— What to produce —
Go over the entries and report the lines where the word "data" occurs.

— Supplied material —
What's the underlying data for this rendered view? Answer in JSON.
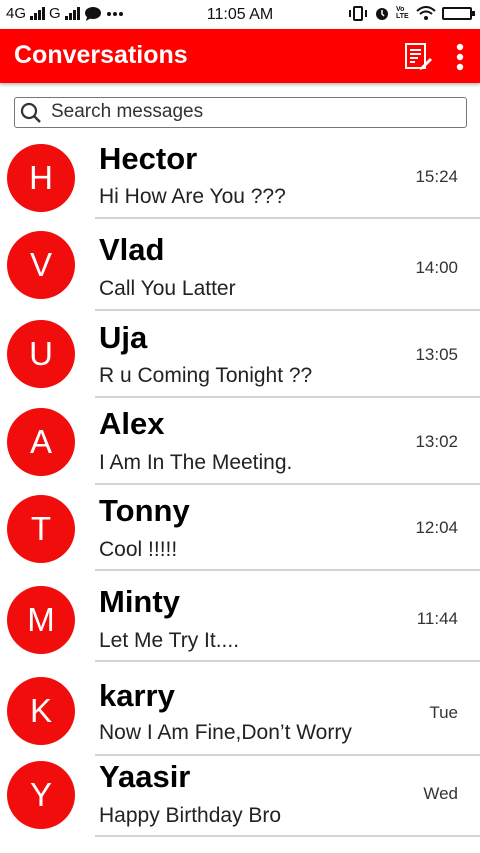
{
  "status_bar": {
    "network_left": "4G",
    "network_right": "G",
    "time": "11:05 AM",
    "volte": "Vo LTE"
  },
  "app_bar": {
    "title": "Conversations",
    "compose_icon": "compose-icon",
    "more_icon": "more-vert-icon",
    "background": "#ff0000"
  },
  "search": {
    "placeholder": "Search messages"
  },
  "conversations": [
    {
      "initial": "H",
      "name": "Hector",
      "message": "Hi How Are You ???",
      "time": "15:24"
    },
    {
      "initial": "V",
      "name": "Vlad",
      "message": "Call You Latter",
      "time": "14:00"
    },
    {
      "initial": "U",
      "name": "Uja",
      "message": "R u Coming Tonight ??",
      "time": "13:05"
    },
    {
      "initial": "A",
      "name": "Alex",
      "message": "I Am In The Meeting.",
      "time": "13:02"
    },
    {
      "initial": "T",
      "name": "Tonny",
      "message": "Cool !!!!!",
      "time": "12:04"
    },
    {
      "initial": "M",
      "name": "Minty",
      "message": "Let Me Try It....",
      "time": "11:44"
    },
    {
      "initial": "K",
      "name": "karry",
      "message": "Now I Am Fine,Don’t Worry",
      "time": "Tue"
    },
    {
      "initial": "Y",
      "name": "Yaasir",
      "message": "Happy Birthday Bro",
      "time": "Wed"
    }
  ],
  "colors": {
    "avatar": "#f20d0d",
    "divider": "#d4d4d4"
  }
}
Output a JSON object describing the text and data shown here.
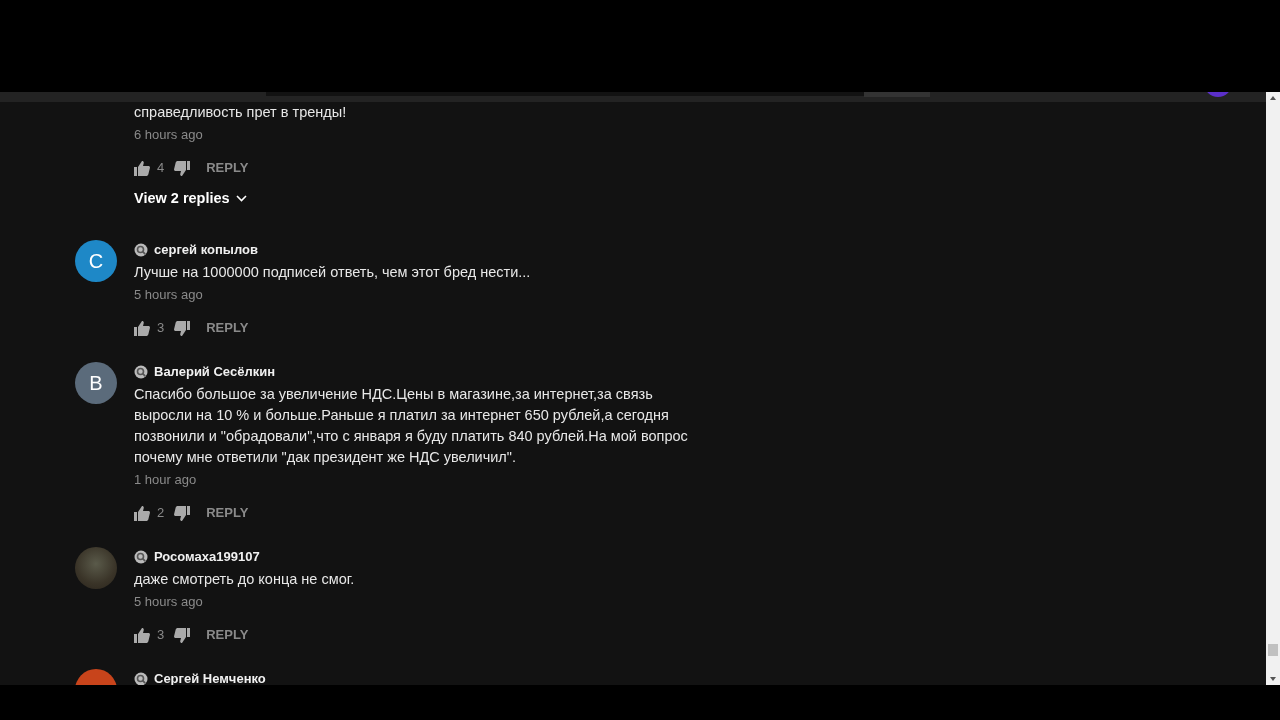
{
  "top_comment": {
    "text": "справедливость прет в тренды!",
    "time": "6 hours ago",
    "likes": "4",
    "reply": "REPLY",
    "view_replies": "View 2 replies"
  },
  "comments": [
    {
      "author": "сергей копылов",
      "avatar": {
        "kind": "letter",
        "letter": "С",
        "color": "#1e88c7"
      },
      "text": "Лучше на 1000000 подписей ответь, чем этот бред нести...",
      "time": "5 hours ago",
      "likes": "3",
      "reply": "REPLY"
    },
    {
      "author": "Валерий Сесёлкин",
      "avatar": {
        "kind": "letter",
        "letter": "В",
        "color": "#5b6b7b"
      },
      "text": "Спасибо большое за увеличение НДС.Цены в магазине,за интернет,за связь выросли на 10 % и больше.Раньше я платил за интернет 650 рублей,а сегодня позвонили и \"обрадовали\",что с января я буду платить 840 рублей.На мой вопрос почему мне ответили \"дак президент же НДС увеличил\".",
      "time": "1 hour ago",
      "likes": "2",
      "reply": "REPLY"
    },
    {
      "author": "Росомаха199107",
      "avatar": {
        "kind": "photo"
      },
      "text": "даже смотреть до конца не смог.",
      "time": "5 hours ago",
      "likes": "3",
      "reply": "REPLY"
    },
    {
      "author": "Сергей Немченко",
      "avatar": {
        "kind": "letter",
        "color": "#c8441b"
      }
    }
  ]
}
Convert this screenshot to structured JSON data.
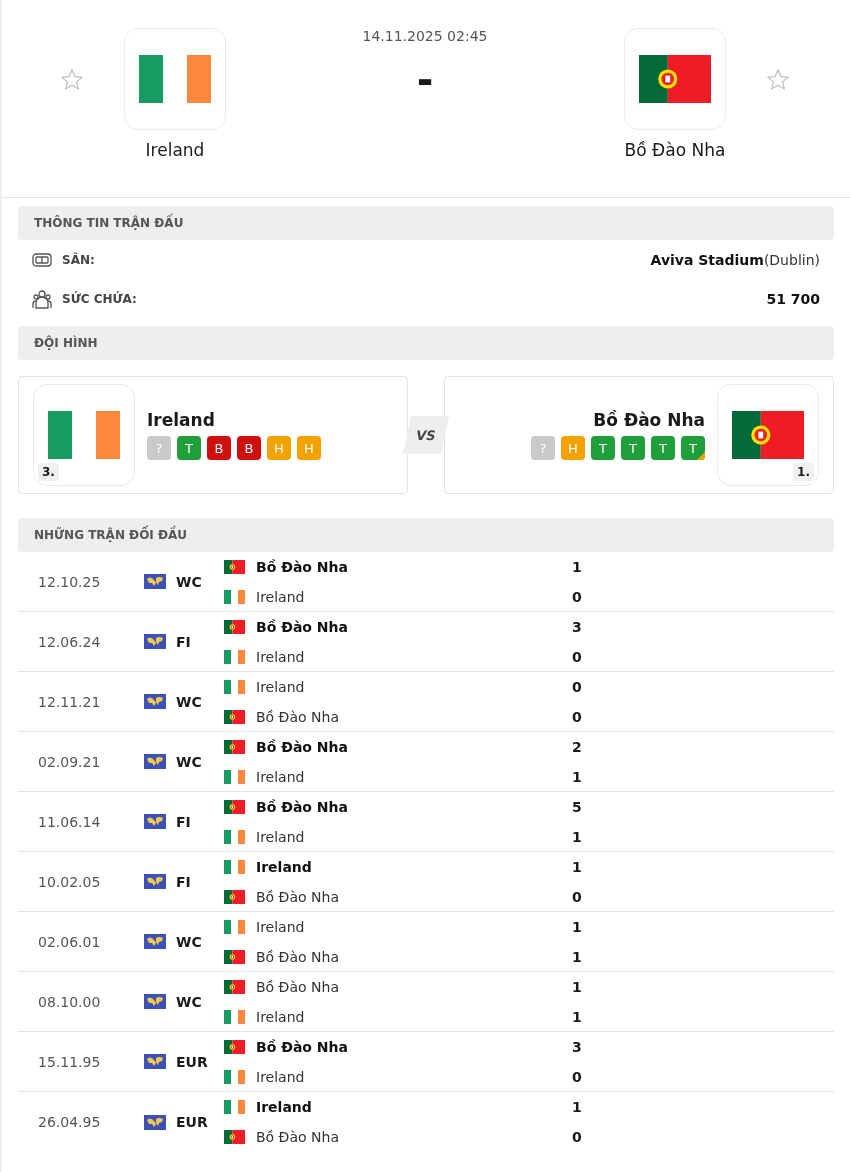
{
  "match": {
    "datetime": "14.11.2025 02:45",
    "score": "-",
    "home": {
      "name": "Ireland",
      "kind": "ireland",
      "favorite": false
    },
    "away": {
      "name": "Bồ Đào Nha",
      "kind": "portugal",
      "favorite": false
    }
  },
  "match_info": {
    "title": "THÔNG TIN TRẬN ĐẤU",
    "rows": [
      {
        "kind": "stadium",
        "label": "SÂN:",
        "value": "Aviva Stadium",
        "detail": "(Dublin)"
      },
      {
        "kind": "capacity",
        "label": "SỨC CHỨA:",
        "value": "51 700"
      }
    ]
  },
  "lineups": {
    "title": "ĐỘI HÌNH",
    "vs": "VS",
    "teams": [
      {
        "name": "Ireland",
        "kind": "ireland",
        "rank": "3.",
        "form": [
          {
            "result": "?",
            "kind": "unknown",
            "marked": false
          },
          {
            "result": "T",
            "kind": "win",
            "marked": false
          },
          {
            "result": "B",
            "kind": "loss",
            "marked": false
          },
          {
            "result": "B",
            "kind": "loss",
            "marked": false
          },
          {
            "result": "H",
            "kind": "draw",
            "marked": false
          },
          {
            "result": "H",
            "kind": "draw",
            "marked": false
          }
        ]
      },
      {
        "name": "Bồ Đào Nha",
        "kind": "portugal",
        "rank": "1.",
        "form": [
          {
            "result": "?",
            "kind": "unknown",
            "marked": false
          },
          {
            "result": "H",
            "kind": "draw",
            "marked": false
          },
          {
            "result": "T",
            "kind": "win",
            "marked": false
          },
          {
            "result": "T",
            "kind": "win",
            "marked": false
          },
          {
            "result": "T",
            "kind": "win",
            "marked": false
          },
          {
            "result": "T",
            "kind": "win",
            "marked": true
          }
        ]
      }
    ]
  },
  "head_to_head": {
    "title": "NHỮNG TRẬN ĐỐI ĐẦU",
    "matches": [
      {
        "date": "12.10.25",
        "competition": "WC",
        "teams": [
          {
            "name": "Bồ Đào Nha",
            "kind": "portugal",
            "score": "1",
            "winner": true
          },
          {
            "name": "Ireland",
            "kind": "ireland",
            "score": "0",
            "winner": false
          }
        ]
      },
      {
        "date": "12.06.24",
        "competition": "FI",
        "teams": [
          {
            "name": "Bồ Đào Nha",
            "kind": "portugal",
            "score": "3",
            "winner": true
          },
          {
            "name": "Ireland",
            "kind": "ireland",
            "score": "0",
            "winner": false
          }
        ]
      },
      {
        "date": "12.11.21",
        "competition": "WC",
        "teams": [
          {
            "name": "Ireland",
            "kind": "ireland",
            "score": "0",
            "winner": false
          },
          {
            "name": "Bồ Đào Nha",
            "kind": "portugal",
            "score": "0",
            "winner": false
          }
        ]
      },
      {
        "date": "02.09.21",
        "competition": "WC",
        "teams": [
          {
            "name": "Bồ Đào Nha",
            "kind": "portugal",
            "score": "2",
            "winner": true
          },
          {
            "name": "Ireland",
            "kind": "ireland",
            "score": "1",
            "winner": false
          }
        ]
      },
      {
        "date": "11.06.14",
        "competition": "FI",
        "teams": [
          {
            "name": "Bồ Đào Nha",
            "kind": "portugal",
            "score": "5",
            "winner": true
          },
          {
            "name": "Ireland",
            "kind": "ireland",
            "score": "1",
            "winner": false
          }
        ]
      },
      {
        "date": "10.02.05",
        "competition": "FI",
        "teams": [
          {
            "name": "Ireland",
            "kind": "ireland",
            "score": "1",
            "winner": true
          },
          {
            "name": "Bồ Đào Nha",
            "kind": "portugal",
            "score": "0",
            "winner": false
          }
        ]
      },
      {
        "date": "02.06.01",
        "competition": "WC",
        "teams": [
          {
            "name": "Ireland",
            "kind": "ireland",
            "score": "1",
            "winner": false
          },
          {
            "name": "Bồ Đào Nha",
            "kind": "portugal",
            "score": "1",
            "winner": false
          }
        ]
      },
      {
        "date": "08.10.00",
        "competition": "WC",
        "teams": [
          {
            "name": "Bồ Đào Nha",
            "kind": "portugal",
            "score": "1",
            "winner": false
          },
          {
            "name": "Ireland",
            "kind": "ireland",
            "score": "1",
            "winner": false
          }
        ]
      },
      {
        "date": "15.11.95",
        "competition": "EUR",
        "teams": [
          {
            "name": "Bồ Đào Nha",
            "kind": "portugal",
            "score": "3",
            "winner": true
          },
          {
            "name": "Ireland",
            "kind": "ireland",
            "score": "0",
            "winner": false
          }
        ]
      },
      {
        "date": "26.04.95",
        "competition": "EUR",
        "teams": [
          {
            "name": "Ireland",
            "kind": "ireland",
            "score": "1",
            "winner": true
          },
          {
            "name": "Bồ Đào Nha",
            "kind": "portugal",
            "score": "0",
            "winner": false
          }
        ]
      }
    ]
  }
}
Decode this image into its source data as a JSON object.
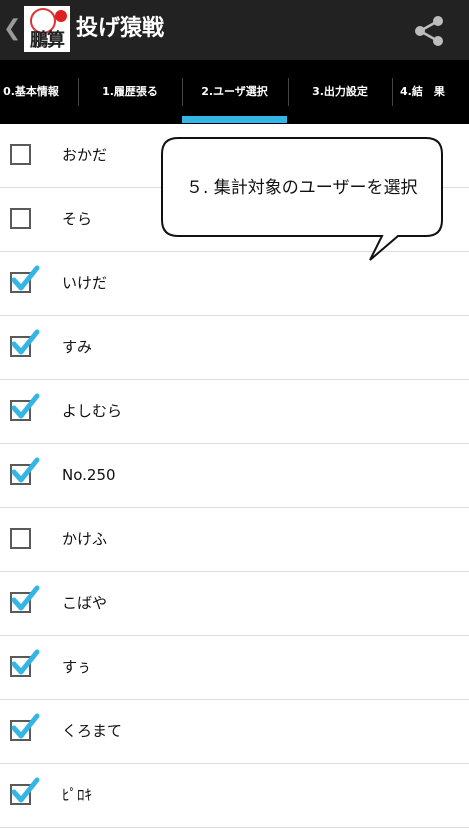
{
  "actionbar": {
    "back_glyph": "❮",
    "logo_text": "鵬算",
    "title": "投げ猿戦",
    "share_icon": "share-icon"
  },
  "tabs": [
    {
      "label": "0.基本情報"
    },
    {
      "label": "1.履歴張る"
    },
    {
      "label": "2.ユーザ選択",
      "selected": true
    },
    {
      "label": "3.出力設定"
    },
    {
      "label": "4.結　果"
    }
  ],
  "accent_color": "#33b5e5",
  "callout": {
    "text": "５. 集計対象のユーザーを選択"
  },
  "users": [
    {
      "name": "おかだ",
      "checked": false
    },
    {
      "name": "そら",
      "checked": false
    },
    {
      "name": "いけだ",
      "checked": true
    },
    {
      "name": "すみ",
      "checked": true
    },
    {
      "name": "よしむら",
      "checked": true
    },
    {
      "name": "No.250",
      "checked": true
    },
    {
      "name": "かけふ",
      "checked": false
    },
    {
      "name": "こばや",
      "checked": true
    },
    {
      "name": "すぅ",
      "checked": true
    },
    {
      "name": "くろまて",
      "checked": true
    },
    {
      "name": "ﾋﾟﾛｷ",
      "checked": true
    }
  ]
}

— Solution to this problem —
What's the underlying data for this rendered view? Answer in JSON.
Output a JSON object describing the text and data shown here.
Convert this screenshot to structured JSON data.
Decode this image into its source data as a JSON object.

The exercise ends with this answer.